And even though the house is small, I will have about 11 kitchen drawers there, compared to the two I have now. Forgive me if I'm repeating myself from a previous post. I forget what I've already told you.
The appliances are old and tired, but they work. Folks kept saying, "Get new appliances! Just finance them!" That means put them into your loan that you're taking from the bank. Ha! Like I would EVER buy new appliances and then pay interest on the purchase for 30 years! I'm dumb, but I'm not that dumb.
I'm wondering if this dishwasher works. The water's not turned on to find out.
The refrigerator is, I think, the scariest place in the house. Mr. M. (sadly) has been dead about two years. That milk has been tipped over in there for two years. I think some rubber gloves and clorox will be in order!
They did tell us that we could put notes on various items in the house that would we like for them to leave, if they are willing. Otherwise I think the contents will just be hauled away to the dump or donated.
I couldn't bear to think of this lovely French cast iron casserole being ditched, so I left a note on it. I hope that's not presumptive.
I love the laundry room/back porch because (again) it's airy and bright. I'm going to turn this into the perfect laundry space for me.
So, Mr. M., thank you for your home (provided our purchase does go through). It's always strange to me, stepping into someone else's life who has passed ... like walking over their grave, but moreso.

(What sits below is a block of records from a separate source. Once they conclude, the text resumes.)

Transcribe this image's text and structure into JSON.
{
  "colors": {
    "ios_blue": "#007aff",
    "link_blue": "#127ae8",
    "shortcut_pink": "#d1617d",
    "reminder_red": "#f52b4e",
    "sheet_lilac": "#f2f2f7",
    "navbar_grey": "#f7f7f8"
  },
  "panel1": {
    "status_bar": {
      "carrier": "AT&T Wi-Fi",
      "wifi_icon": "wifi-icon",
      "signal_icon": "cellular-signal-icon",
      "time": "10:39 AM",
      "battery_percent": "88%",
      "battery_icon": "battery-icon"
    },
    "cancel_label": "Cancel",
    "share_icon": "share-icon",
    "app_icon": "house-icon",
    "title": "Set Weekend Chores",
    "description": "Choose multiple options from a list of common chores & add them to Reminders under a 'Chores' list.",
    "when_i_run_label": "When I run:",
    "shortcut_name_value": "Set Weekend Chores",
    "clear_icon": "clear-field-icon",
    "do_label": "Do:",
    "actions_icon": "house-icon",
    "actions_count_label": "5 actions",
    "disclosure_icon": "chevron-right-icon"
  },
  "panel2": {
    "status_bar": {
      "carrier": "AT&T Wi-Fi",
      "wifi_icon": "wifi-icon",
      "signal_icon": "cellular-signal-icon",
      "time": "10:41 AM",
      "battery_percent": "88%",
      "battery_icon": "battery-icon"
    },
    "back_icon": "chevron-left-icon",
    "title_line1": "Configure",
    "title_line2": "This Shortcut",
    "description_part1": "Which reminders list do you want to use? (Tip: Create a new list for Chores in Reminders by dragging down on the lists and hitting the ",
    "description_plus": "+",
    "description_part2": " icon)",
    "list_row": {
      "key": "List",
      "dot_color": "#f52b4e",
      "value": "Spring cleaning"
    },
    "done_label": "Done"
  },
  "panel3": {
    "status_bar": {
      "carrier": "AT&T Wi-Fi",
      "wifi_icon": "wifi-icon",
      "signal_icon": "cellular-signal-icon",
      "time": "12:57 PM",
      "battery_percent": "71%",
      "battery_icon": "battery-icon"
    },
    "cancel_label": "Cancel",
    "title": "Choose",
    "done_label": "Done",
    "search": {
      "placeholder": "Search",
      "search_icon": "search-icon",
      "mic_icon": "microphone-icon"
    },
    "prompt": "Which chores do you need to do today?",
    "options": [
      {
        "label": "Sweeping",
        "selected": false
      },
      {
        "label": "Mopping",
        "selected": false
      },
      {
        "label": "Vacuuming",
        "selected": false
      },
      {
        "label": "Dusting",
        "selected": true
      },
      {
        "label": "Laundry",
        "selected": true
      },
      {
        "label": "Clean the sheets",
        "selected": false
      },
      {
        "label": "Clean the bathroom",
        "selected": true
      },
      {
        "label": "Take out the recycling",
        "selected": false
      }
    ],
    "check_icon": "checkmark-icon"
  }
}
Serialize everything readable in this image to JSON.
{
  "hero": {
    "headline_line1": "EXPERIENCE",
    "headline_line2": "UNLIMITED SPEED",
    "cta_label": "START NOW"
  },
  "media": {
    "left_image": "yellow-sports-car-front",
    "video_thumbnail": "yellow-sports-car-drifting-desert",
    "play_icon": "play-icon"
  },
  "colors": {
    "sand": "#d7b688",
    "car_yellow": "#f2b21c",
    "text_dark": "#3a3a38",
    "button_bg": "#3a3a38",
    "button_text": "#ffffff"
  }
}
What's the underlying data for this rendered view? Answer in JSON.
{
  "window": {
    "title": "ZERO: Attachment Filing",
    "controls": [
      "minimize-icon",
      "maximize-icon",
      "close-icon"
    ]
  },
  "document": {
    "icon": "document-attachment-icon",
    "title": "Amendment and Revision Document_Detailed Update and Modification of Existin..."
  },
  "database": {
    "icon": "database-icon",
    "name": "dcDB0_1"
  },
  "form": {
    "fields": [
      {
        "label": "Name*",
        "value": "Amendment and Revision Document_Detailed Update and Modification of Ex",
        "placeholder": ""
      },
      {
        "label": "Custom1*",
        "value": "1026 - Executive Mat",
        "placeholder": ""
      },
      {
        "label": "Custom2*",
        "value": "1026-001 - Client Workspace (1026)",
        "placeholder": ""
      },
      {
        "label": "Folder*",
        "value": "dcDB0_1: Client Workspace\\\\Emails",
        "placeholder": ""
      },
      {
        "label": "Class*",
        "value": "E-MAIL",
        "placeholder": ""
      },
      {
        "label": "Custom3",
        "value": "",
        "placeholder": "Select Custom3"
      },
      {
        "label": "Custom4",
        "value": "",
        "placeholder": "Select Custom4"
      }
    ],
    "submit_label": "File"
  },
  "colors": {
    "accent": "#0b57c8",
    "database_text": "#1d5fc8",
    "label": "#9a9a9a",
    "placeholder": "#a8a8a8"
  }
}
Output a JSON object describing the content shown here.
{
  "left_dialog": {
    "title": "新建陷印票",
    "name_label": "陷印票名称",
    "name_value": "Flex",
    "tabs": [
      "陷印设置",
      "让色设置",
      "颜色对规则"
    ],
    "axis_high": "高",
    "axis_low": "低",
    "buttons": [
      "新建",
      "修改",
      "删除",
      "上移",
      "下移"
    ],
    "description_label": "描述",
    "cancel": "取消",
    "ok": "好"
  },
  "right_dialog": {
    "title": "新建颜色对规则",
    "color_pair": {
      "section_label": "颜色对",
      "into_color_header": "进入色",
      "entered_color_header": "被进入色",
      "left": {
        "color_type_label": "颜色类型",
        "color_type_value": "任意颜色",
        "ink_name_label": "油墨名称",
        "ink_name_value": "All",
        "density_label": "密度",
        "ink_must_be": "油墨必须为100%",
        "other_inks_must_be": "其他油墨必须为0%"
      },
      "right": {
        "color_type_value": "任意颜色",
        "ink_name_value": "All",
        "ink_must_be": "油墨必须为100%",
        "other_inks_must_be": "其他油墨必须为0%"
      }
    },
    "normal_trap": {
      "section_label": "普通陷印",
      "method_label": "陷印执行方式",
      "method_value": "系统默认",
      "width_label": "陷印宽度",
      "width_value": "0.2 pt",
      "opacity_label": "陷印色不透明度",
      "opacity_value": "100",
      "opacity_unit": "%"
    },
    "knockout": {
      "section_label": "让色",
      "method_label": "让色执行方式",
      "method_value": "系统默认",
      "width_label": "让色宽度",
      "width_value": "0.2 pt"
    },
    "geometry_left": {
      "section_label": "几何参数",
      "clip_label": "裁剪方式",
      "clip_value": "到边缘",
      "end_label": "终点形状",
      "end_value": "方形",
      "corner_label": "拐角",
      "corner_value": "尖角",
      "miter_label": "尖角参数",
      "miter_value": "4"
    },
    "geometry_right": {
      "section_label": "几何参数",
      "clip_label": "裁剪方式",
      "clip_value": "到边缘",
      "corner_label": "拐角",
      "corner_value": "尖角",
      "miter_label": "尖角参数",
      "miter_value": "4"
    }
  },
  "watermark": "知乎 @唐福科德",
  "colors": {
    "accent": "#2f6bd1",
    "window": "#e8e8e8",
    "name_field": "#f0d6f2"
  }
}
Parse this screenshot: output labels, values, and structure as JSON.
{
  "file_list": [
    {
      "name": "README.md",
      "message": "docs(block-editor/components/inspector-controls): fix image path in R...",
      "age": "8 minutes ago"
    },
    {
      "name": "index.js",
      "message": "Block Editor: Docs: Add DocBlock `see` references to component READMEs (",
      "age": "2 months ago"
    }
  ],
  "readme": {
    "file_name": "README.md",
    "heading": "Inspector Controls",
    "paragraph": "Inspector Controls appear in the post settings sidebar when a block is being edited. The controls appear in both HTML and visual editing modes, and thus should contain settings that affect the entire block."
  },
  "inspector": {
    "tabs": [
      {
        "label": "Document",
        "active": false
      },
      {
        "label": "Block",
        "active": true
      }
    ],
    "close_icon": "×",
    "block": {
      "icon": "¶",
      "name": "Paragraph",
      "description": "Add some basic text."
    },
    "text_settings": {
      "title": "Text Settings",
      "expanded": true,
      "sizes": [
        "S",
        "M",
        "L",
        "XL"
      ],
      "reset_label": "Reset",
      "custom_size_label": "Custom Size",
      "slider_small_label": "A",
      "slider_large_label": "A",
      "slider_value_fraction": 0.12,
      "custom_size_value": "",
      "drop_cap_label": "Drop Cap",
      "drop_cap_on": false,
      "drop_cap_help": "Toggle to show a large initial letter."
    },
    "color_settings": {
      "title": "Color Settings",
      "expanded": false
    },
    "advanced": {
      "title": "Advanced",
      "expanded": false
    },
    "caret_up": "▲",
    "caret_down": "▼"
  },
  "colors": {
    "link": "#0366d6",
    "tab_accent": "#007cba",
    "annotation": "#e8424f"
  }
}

To find his drink half-drunk, his project half-done, to see the grime he left on his bath towel, the indention his head left on his pillow, his tools sitting where he's left them only for a moment. Forever. I hope we can give this house new life and fun.